The last critique is that all contributors to this volume either ignored or downplayed the role of regional and global actors in shaping the trajectory of the subsequent uprisings. NATO and Qatar played a decisive role in the war in Libya. Regional and global actors’ direct military interventions in Bahrain, Syria, and Yemen predestined the near future of these countries. And, most recently, and related to the first critique, the world’s reaction—or, more appropriately, inaction—to the gruesome killing of Jamal Ahmad Khashoggi at the hands of Saudi operatives believed to have been acting on orders from the Saudi crown prince underscores the role of Western countries in steering events in the region.
Another common theme was present throughout the volume: a linear logic that endows an uprising with a cause, a plan of action, and an end goal, such as the “creation of stable democratic regimes in their place” (6). That, too, is a misrepresentation of popular uprisings, especially the 2011 uprisings in Arab countries.
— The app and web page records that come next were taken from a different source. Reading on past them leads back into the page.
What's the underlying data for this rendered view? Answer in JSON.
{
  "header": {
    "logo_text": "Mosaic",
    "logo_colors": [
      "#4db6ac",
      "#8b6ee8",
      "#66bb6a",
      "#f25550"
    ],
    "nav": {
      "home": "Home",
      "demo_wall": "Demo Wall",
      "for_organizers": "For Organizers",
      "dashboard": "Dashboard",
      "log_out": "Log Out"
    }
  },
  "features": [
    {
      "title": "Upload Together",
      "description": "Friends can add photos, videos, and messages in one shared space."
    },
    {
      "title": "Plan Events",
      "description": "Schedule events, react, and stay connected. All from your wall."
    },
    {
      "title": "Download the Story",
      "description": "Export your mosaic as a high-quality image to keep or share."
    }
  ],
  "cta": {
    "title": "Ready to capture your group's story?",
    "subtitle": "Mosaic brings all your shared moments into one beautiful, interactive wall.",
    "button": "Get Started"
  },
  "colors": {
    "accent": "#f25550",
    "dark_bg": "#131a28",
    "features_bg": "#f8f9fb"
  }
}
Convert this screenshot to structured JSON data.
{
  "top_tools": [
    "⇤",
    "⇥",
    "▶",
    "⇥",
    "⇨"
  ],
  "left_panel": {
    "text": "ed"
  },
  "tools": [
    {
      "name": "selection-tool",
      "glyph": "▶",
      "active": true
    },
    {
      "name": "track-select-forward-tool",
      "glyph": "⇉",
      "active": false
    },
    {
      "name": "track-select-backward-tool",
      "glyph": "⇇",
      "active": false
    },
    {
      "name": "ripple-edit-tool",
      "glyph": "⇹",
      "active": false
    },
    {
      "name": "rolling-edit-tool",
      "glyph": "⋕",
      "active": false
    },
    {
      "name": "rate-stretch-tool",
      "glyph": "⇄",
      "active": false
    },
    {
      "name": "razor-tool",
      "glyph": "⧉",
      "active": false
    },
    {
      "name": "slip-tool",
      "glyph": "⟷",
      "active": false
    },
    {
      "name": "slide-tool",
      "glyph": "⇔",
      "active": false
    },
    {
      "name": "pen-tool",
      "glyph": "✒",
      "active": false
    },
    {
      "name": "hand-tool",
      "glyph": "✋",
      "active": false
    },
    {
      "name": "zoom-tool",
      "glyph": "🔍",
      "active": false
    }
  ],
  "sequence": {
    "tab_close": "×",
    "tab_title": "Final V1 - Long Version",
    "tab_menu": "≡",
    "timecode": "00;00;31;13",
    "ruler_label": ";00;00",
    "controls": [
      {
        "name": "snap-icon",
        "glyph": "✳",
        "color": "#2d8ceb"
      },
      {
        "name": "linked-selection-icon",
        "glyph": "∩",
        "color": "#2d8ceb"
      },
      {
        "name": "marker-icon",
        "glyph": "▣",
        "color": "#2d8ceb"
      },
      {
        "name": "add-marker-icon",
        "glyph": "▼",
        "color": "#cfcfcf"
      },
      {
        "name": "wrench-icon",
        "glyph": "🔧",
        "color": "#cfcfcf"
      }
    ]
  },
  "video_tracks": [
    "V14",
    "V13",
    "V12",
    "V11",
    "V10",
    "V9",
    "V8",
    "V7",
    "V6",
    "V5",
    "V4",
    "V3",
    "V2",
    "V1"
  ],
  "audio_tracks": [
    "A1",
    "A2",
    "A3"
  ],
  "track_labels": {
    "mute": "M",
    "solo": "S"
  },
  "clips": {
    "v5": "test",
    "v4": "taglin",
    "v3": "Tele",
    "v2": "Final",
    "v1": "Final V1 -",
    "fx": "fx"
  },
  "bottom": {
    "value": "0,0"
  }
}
Uprisings happen not because someone like Mohamed Bouazizi manages to do something out of the ordinary to ignite them. Uprisings often happen when the conditions that are being protested reach a threshold. That was the case in Tunisia, and one could argue that if it were not Bouazizi shocking act, it would have been something else. Uprisings and revolutions are not about replacing a regime or an ideology with another. Uprisings and revolutions are about interruptions. Those who rise up are often interested in putting an end to a trend, but they are rarely interested in creating a substitute. In Tunisia, for instance, most of the protesters, like Bouazizi, had no unifying political or ideological interest or motives. However, once the regime fell, ideological and political groups like Ennahda and others from the left and right moved in to fill the vacuum.
These critiques are not intended to diminish the value and importance of this volume dealing with one of the most consequential events of the century thus far. Rather, they are intended to provide another point of reference for a discussion that the authors will soon have as they contemplate another edition of this important work.